> **Assignment**
Determine how many lines below include the string "title". Reply with the number only.

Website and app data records
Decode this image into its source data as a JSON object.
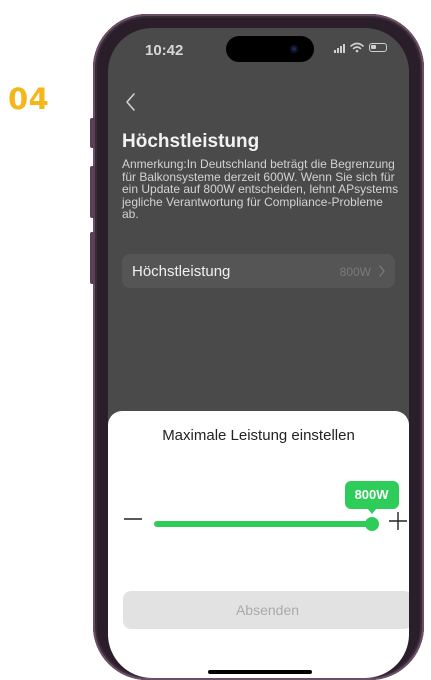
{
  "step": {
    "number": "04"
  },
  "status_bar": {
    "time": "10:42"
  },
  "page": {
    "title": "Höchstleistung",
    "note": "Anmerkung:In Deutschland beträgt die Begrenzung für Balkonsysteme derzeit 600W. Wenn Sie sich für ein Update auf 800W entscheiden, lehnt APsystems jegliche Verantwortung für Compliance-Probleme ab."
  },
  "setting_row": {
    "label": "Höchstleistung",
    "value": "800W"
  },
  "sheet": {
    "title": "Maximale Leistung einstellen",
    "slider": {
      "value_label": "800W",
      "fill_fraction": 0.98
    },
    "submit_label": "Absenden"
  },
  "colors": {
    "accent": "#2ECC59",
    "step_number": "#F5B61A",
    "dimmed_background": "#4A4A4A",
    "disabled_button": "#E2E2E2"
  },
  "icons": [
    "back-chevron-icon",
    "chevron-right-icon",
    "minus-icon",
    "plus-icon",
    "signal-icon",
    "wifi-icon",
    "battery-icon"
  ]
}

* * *

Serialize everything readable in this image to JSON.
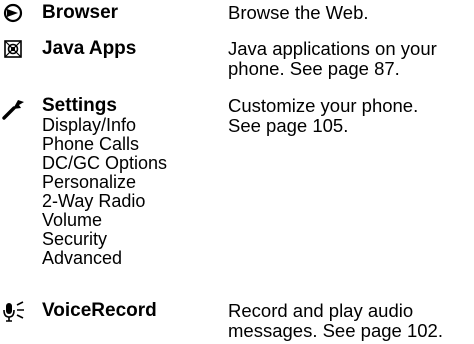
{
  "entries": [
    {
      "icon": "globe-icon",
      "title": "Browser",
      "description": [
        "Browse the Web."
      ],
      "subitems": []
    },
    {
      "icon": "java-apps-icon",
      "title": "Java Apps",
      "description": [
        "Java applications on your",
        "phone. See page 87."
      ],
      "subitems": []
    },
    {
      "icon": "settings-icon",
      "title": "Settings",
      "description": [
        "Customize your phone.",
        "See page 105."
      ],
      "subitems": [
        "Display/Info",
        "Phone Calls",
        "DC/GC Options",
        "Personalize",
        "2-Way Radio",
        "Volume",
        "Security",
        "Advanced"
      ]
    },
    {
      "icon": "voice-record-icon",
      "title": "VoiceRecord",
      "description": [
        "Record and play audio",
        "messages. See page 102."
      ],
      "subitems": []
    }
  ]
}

> **Response below**
6